The historic port of Fremantle is a great place to visit for many reasons. One of those reasons is the World Heritage listed Fremantle Prison that was built by convicts in the 1850s. So, when we decided on a Freo staycation, we went for a convict related theme.
While you’re on Staycation transport is very important to organise. We chose to get the train to Freo for two reasons. Parking is an expensive and complicated issue and walking is the best way to get around. In keeping with the historic theme, did you know that Fremantle Train Station is an old one, dating back to 1907. What a great starting point for our Freo convict inspired staycation.
The Warders cottages were built in 1851 to house the prison warders. It has been renovated and opened as a hotel in 2020. The Hougoumont is named after the last ship of convicts arriving in Fremantle. It has been the site of various hotels since the 1840s: Stanley Beer House, Duke of York Hotel, Club Giovanni Italia, and Fremantle Club.
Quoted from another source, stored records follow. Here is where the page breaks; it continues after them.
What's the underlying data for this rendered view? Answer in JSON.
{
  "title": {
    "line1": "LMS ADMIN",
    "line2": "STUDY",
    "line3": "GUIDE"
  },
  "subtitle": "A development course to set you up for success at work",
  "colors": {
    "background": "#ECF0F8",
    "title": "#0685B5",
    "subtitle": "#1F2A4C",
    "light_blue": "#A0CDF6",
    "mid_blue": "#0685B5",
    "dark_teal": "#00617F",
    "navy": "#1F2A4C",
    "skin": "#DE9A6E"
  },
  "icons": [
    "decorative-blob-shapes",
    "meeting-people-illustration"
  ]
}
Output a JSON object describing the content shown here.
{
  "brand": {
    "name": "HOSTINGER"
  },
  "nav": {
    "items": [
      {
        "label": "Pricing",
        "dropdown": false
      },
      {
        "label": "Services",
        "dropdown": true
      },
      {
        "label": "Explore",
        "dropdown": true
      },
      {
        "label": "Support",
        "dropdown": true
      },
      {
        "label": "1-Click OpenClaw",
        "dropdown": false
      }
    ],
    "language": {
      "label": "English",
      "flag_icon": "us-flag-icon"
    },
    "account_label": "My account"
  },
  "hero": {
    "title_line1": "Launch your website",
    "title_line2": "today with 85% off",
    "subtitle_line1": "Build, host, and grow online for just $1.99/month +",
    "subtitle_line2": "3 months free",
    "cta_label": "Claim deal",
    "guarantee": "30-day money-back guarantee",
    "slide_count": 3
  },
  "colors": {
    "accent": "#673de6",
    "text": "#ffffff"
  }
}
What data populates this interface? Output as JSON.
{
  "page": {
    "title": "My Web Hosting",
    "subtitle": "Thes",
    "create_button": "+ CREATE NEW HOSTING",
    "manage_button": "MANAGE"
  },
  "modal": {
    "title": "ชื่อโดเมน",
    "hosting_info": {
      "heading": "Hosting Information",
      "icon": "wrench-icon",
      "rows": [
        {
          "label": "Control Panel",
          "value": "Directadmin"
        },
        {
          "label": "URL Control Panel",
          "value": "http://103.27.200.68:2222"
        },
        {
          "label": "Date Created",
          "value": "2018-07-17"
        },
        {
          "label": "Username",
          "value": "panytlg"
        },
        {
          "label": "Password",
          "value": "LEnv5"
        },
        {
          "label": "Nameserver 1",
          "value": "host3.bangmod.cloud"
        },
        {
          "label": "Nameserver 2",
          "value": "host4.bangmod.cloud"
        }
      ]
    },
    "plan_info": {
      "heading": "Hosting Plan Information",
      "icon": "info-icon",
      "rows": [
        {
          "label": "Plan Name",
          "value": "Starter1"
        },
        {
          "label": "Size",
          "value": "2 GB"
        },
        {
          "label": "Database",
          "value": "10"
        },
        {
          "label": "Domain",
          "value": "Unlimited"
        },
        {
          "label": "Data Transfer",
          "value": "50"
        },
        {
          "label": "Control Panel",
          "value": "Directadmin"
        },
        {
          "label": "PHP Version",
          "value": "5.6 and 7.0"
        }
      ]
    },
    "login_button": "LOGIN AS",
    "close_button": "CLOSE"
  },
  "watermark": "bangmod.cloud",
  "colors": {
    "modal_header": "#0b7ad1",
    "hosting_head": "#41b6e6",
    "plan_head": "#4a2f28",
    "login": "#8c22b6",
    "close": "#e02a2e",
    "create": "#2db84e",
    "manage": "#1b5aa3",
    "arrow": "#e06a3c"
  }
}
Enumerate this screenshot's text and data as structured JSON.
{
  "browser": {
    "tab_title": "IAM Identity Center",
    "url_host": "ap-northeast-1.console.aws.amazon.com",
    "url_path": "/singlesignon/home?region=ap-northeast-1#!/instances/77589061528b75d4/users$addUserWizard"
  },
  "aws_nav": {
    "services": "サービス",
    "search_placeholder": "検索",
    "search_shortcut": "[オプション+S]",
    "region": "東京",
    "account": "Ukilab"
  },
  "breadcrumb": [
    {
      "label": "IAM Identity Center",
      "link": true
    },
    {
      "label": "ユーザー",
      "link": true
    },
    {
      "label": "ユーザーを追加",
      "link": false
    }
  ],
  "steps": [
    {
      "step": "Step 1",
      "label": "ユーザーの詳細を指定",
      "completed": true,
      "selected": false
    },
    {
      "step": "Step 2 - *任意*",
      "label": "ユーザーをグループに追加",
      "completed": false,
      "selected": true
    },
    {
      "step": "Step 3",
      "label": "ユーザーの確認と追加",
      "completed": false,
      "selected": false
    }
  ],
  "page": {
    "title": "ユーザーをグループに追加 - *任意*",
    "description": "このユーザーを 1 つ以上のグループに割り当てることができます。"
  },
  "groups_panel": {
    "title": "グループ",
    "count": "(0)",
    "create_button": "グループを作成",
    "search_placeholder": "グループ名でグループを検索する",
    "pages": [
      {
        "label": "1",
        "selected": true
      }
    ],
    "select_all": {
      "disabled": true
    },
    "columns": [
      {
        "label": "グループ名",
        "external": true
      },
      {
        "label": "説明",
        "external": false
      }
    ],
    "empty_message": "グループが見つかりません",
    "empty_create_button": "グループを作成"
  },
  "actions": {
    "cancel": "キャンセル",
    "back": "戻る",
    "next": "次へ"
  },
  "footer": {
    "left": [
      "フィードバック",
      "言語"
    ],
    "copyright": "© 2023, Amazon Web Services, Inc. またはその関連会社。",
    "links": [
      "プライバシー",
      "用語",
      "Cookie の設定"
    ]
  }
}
To get in the convict theme, head to Shipwrecks Museum in the Commissariat Buildings. They are the oldest convict-built buildings in Western Australia.
After you have been immersed in old ships, cross the railway and explore the Roundhouse (oldest building in WA) and the original gaol for Fremantle. It has a great view over Fremantle and down to Bather’s Beach, which is our next stop. Bathers Beach House has deck chairs right on the beach for sunset cocktails. It is situated next to the historic ruins of the Long Jetty.
There is no shortage of places to eat in Fremantle but a couple of historic locations are
- The National Hotel (1860s) with its balconies and roof top bars
- The Old Synagogue (1902) with three different cuisine options
- Old Faithful Bar and BBQ(1897) A basement bar and American BBQ
One of our favourite places for breakfast is Moore and Moore in Henry St. The 1840s warehouse has an Art Gallery and café in different rooms, corridors, and back garden. The café’s aim is to provide good food with fresh, sustainably grown local produce.
The Freo Markets (1897) are an institution and only open on Friday, Saturday, and Sunday. Wander up and down the narrow corridors browsing fresh fruit and vegies, cheese, and prepared food. Check out all the products for sale. Many spots to pick up some lunch.
Fremantle owes its transformation from a tired old port town to a lively pub-based location to the America’s Cup that was held there in 1986. The yacht, Australia II, which won the cup in 1983 in America, is on display at the Western Australian Maritime Museum on the edge of Fremantle Harbour. Pass by the commemorative walls of migrants who came to Fremantle and enter the ship shaped museum.
While we are in the ship theme, Darling Darling is a very funky atmospheric bar in Henry St. Push past the hessian covered door and let your eyes adjust. The candle lit, tiny bar feels like being on an old ocean going ship.
The Emily Taylor was a ship from the 1800s that sailed from England to Fremantle, stopping through Asia on its voyages, picking up tea, spices and other exotic products. She also carried the first Chinese immigrant Moon Chow to the new Swan River Colony. Therefore, the restaurant and bar have an Asian fusion menu and is attached to the Warders Hotel.
- To explore the Fremantle Prison, there are many options:
- Tunnel tours in a little boat underneath the prison
- Torchlight tours at night, a little bit spooky
- Convict Prison tours
- Behind Bars and True Crime tours every hour during the day.
It’s hard to believe that this historic World Heritage building still held prisoners until 1991.
While we are talking spooky convict-built locations, the now Fremantle Art Centre was the Lunatic Asylum and Invalid Depot. It is believed to be haunted in the tiny rooms upstairs. Now as an art centre and café, on a Sunday afternoon (October – March) there is free live music in the lovely courtyard. Bring some picnic food from the market and settle in for the afternoon.
It is a relaxing way to top off 48 hours in Fremantle.